Importantly, the sustainability of the income stream upon which this valuation method is based is also debatable. There is a dangerous assumption in this valuation method that the existing renewal income – or contractual right to receive an ongoing commission from product providers – is inviolate. That it cannot be changed. Or taken away entirely.
Contracts can be changed….terms of business from product suppliers can be varied. Regulators can intervene in long-standing commercial structures and effectively re-write the remuneration and financial responsibility rules at short notice through regulation or legislation. Indeed, in some parts of the world they have already done so, or are attempting to.
A smart practitioner looking to buy a practice would therefore consider such a method of valuation as being a “snapshot of value”….an indicator, rather than an absolute measure. That same practitioner would consider a number of other methods of valuing the business and then come up with a range of probable values. A really smart practitioner would enlist professional help of course – commercial valuation is a specialist skill (which I do not profess to have!) – and given the numbers involved in a business purchase you would have to consider that expert objective analysis and advice is effectively a form of insurance against getting a deal horribly wrong from the start.
Some of the methods that you should consider might be:
1. Asset sale (Rule of thumb “multiplier” approach)
As explained above, this is an indicator of asset value – not full business value. It is not unusual (in this country) for different lines of business to be valued with different multiples (for example; superannuation contracts providing residual income for the adviser might attract quite a different multiple to say life insurance contracts as the anticipated duration of the income streams vary)
2. Liquidation value

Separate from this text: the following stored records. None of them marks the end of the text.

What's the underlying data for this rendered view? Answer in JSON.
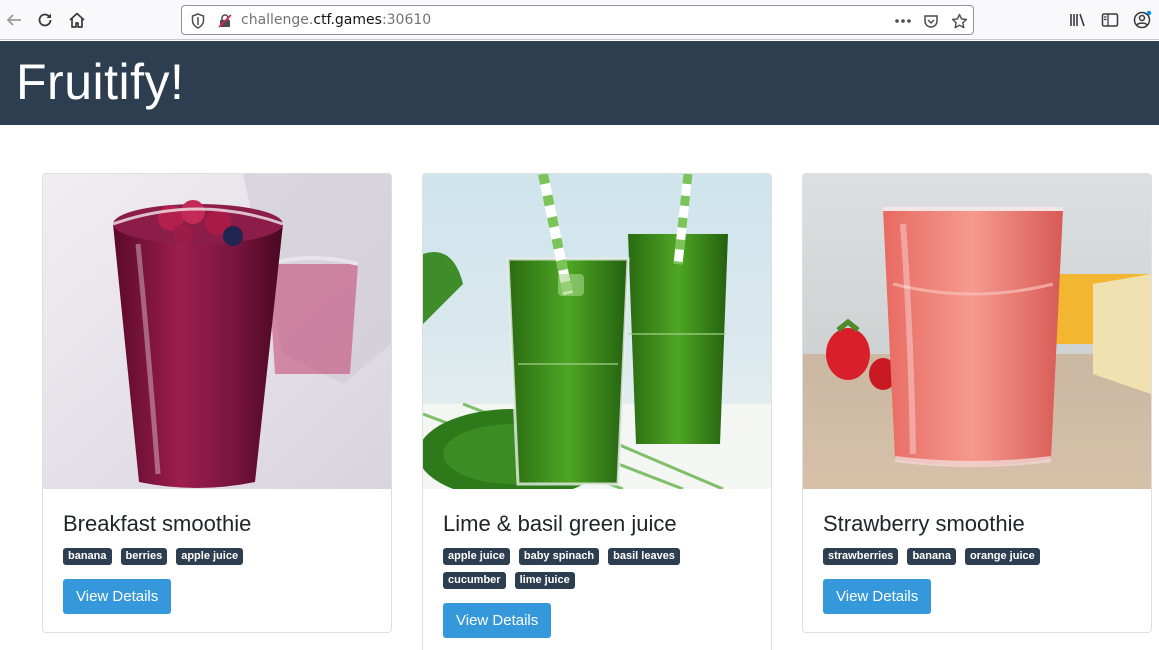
{
  "browser": {
    "url_prefix": "challenge.",
    "url_host": "ctf.games",
    "url_port": ":30610",
    "icons": [
      "back-arrow-icon",
      "reload-icon",
      "home-icon",
      "tracking-shield-icon",
      "insecure-lock-icon",
      "more-icon",
      "pocket-icon",
      "bookmark-star-icon",
      "library-icon",
      "sidebar-icon",
      "account-icon"
    ]
  },
  "site": {
    "title": "Fruitify!",
    "colors": {
      "header": "#2d3e50",
      "tag": "#2d3e50",
      "button": "#3498db"
    }
  },
  "cards": [
    {
      "title": "Breakfast smoothie",
      "tags": [
        "banana",
        "berries",
        "apple juice"
      ],
      "button": "View Details"
    },
    {
      "title": "Lime & basil green juice",
      "tags": [
        "apple juice",
        "baby spinach",
        "basil leaves",
        "cucumber",
        "lime juice"
      ],
      "button": "View Details"
    },
    {
      "title": "Strawberry smoothie",
      "tags": [
        "strawberries",
        "banana",
        "orange juice"
      ],
      "button": "View Details"
    }
  ]
}
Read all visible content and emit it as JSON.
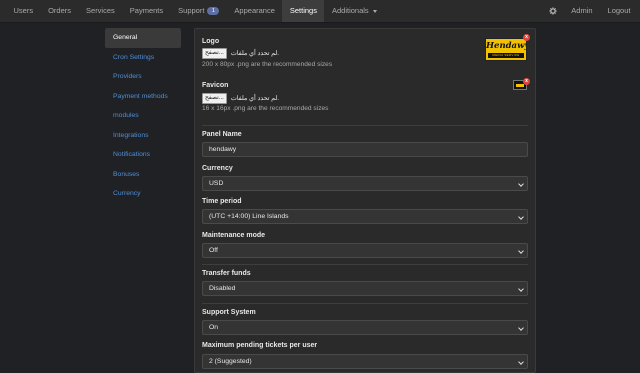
{
  "nav": {
    "items": [
      {
        "label": "Users"
      },
      {
        "label": "Orders"
      },
      {
        "label": "Services"
      },
      {
        "label": "Payments"
      },
      {
        "label": "Support",
        "badge": "1"
      },
      {
        "label": "Appearance"
      },
      {
        "label": "Settings",
        "active": true
      },
      {
        "label": "Additionals"
      }
    ],
    "right": {
      "settings_icon": "gear-icon",
      "admin": "Admin",
      "logout": "Logout"
    }
  },
  "sidebar": {
    "items": [
      {
        "label": "General"
      },
      {
        "label": "Cron Settings"
      },
      {
        "label": "Providers"
      },
      {
        "label": "Payment methods"
      },
      {
        "label": "modules"
      },
      {
        "label": "Integrations"
      },
      {
        "label": "Notifications"
      },
      {
        "label": "Bonuses"
      },
      {
        "label": "Currency"
      }
    ]
  },
  "form": {
    "logo": {
      "label": "Logo",
      "button": "تصفح...",
      "file_text": "لم تحدد أي ملفات.",
      "hint": "200 x 80px .png are the recommended sizes",
      "image_title": "Hendawy",
      "image_subtitle": "MEDIA SERVICE"
    },
    "favicon": {
      "label": "Favicon",
      "button": "تصفح...",
      "file_text": "لم تحدد أي ملفات.",
      "hint": "16 x 16px .png are the recommended sizes"
    },
    "delete_mark": "x",
    "panel_name": {
      "label": "Panel Name",
      "value": "hendawy"
    },
    "currency": {
      "label": "Currency",
      "value": "USD"
    },
    "time_period": {
      "label": "Time period",
      "value": "(UTC +14:00) Line Islands"
    },
    "maintenance": {
      "label": "Maintenance mode",
      "value": "Off"
    },
    "transfer_funds": {
      "label": "Transfer funds",
      "value": "Disabled"
    },
    "support_system": {
      "label": "Support System",
      "value": "On"
    },
    "max_tickets": {
      "label": "Maximum pending tickets per user",
      "value": "2 (Suggested)"
    }
  },
  "colors": {
    "background": "#202124",
    "navbar": "#2b2b2b",
    "panel": "#2a2a2a",
    "link": "#4f8ed6",
    "badge": "#5d6fa3",
    "delete": "#e0473b",
    "logo_yellow": "#f2c200"
  }
}
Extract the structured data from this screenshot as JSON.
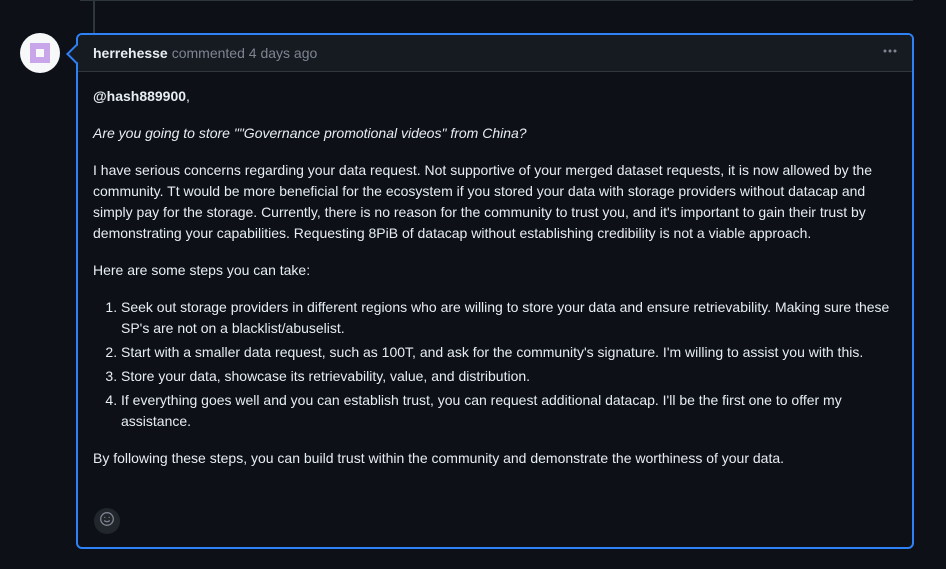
{
  "comment": {
    "author": "herrehesse",
    "action": "commented",
    "time": "4 days ago",
    "menu_icon": "kebab-horizontal-icon",
    "mention": "@hash889900",
    "mention_suffix": ",",
    "question": "Are you going to store \"\"Governance promotional videos\" from China?",
    "paragraph1": "I have serious concerns regarding your data request. Not supportive of your merged dataset requests, it is now allowed by the community. Tt would be more beneficial for the ecosystem if you stored your data with storage providers without datacap and simply pay for the storage. Currently, there is no reason for the community to trust you, and it's important to gain their trust by demonstrating your capabilities. Requesting 8PiB of datacap without establishing credibility is not a viable approach.",
    "steps_intro": "Here are some steps you can take:",
    "steps": [
      "Seek out storage providers in different regions who are willing to store your data and ensure retrievability. Making sure these SP's are not on a blacklist/abuselist.",
      "Start with a smaller data request, such as 100T, and ask for the community's signature. I'm willing to assist you with this.",
      "Store your data, showcase its retrievability, value, and distribution.",
      "If everything goes well and you can establish trust, you can request additional datacap. I'll be the first one to offer my assistance."
    ],
    "conclusion": "By following these steps, you can build trust within the community and demonstrate the worthiness of your data.",
    "reaction_icon": "smiley-icon"
  },
  "colors": {
    "background": "#0d1117",
    "header_bg": "#161b22",
    "border_accent": "#2f81f7",
    "muted_text": "#7d8590",
    "text": "#e6edf3",
    "avatar_accent": "#c9a5e9"
  }
}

An excellent indicator of bottom line value of any business is what it is worth in the event of a “fire sale”. It is a fairly brutal method of valuation, however it does provide a reasonably realistic view of what the market would be prepared to pay when the vendors desire to sell is significantly greater than buyers willingness to purchase.
In it’s simplest form this method assesses Realisable Asset values minus contingent or contractual Liabilities

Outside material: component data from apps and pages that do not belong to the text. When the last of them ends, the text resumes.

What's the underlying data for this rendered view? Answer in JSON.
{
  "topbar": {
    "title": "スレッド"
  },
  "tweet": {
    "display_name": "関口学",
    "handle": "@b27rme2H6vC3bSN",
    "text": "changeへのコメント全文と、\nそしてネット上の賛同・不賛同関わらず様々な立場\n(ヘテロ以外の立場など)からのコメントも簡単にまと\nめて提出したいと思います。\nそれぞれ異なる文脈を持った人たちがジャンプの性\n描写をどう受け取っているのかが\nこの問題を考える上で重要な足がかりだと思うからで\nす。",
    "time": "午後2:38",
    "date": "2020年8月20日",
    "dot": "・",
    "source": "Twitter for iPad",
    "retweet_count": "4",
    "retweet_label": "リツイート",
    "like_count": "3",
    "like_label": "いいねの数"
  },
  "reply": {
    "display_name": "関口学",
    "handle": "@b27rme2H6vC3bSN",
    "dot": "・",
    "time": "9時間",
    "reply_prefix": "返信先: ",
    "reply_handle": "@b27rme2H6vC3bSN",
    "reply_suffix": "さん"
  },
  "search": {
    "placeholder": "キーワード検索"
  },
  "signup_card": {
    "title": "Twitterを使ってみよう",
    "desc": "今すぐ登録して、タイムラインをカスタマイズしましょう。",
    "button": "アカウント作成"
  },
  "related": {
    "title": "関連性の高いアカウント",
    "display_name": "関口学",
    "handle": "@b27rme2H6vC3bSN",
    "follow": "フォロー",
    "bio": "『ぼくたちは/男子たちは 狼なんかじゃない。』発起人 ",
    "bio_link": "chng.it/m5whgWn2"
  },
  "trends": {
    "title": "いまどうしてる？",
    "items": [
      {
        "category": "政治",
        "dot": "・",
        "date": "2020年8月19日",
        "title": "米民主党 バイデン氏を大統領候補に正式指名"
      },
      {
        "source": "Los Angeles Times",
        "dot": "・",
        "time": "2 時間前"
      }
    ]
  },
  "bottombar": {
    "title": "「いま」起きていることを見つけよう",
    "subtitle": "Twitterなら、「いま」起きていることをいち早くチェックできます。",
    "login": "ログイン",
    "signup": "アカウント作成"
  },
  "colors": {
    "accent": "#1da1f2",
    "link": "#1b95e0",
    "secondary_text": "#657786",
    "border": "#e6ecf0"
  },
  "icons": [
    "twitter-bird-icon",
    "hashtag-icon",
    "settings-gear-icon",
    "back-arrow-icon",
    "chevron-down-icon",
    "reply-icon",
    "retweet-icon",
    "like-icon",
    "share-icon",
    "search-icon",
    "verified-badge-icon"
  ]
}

3. Capitalised future earnings (Selling a practice as a “going concern”)
The key difference between this and the rule of thumb “multiplier” approach is you are considering the earnings of the business on an ongoing basis, taking into account the anticipated expenses in running the business as a going concern. The anticipated Earnings of the business can then be capitalised using discounted cashflow analysis to provide a Present Value of those future anticipated earnings.
4. Comparative Value
There is merit in being able to compare your practice to other similar businesses which have been sold as it gives a strong indication of general market sentiment, and possible demand for your business. This is one of the areas where expert valuation advice adds significant value, as comparative data on private business sales is difficult to obtain, and assess, privately. A key advantage of this method is that it does provide a reasonably strong indication of the premium which might attach to brand value and intangibles
5. Owners Earnings multiple
As opposed to considering what the business as a whole can earn for all shareholders, this method focuses primarily upon what an owner can extract from the business in the way of income or lifestyle personally. In addition to the profits of the firm which are available to the owner, there is the income which can be derived by the owner working in or managing the business. There is also usually an element of being able to eliminate personal expenditure by transferring responsibility and cost to a business, such as vehicle leasing, or using the (new) business’ premises instead of maintaining your own office somewhere else.
This list is not exhaustive, and there are a number of areas which can potentially be more valuable to prospective buyers than physical assets or contractual income streams. However, it should be sufficient to highlight that the conventional and simplistic method of agency valuation does (at best!) provide one indicator of value only. A prudent business person would consider a variety of valuation methods in order to determine a “probable range of value”, which then becomes the logical point from which to manage both buyer and seller (and their respective stakeholders) expectations, and from which one can begin to negotiate successfully.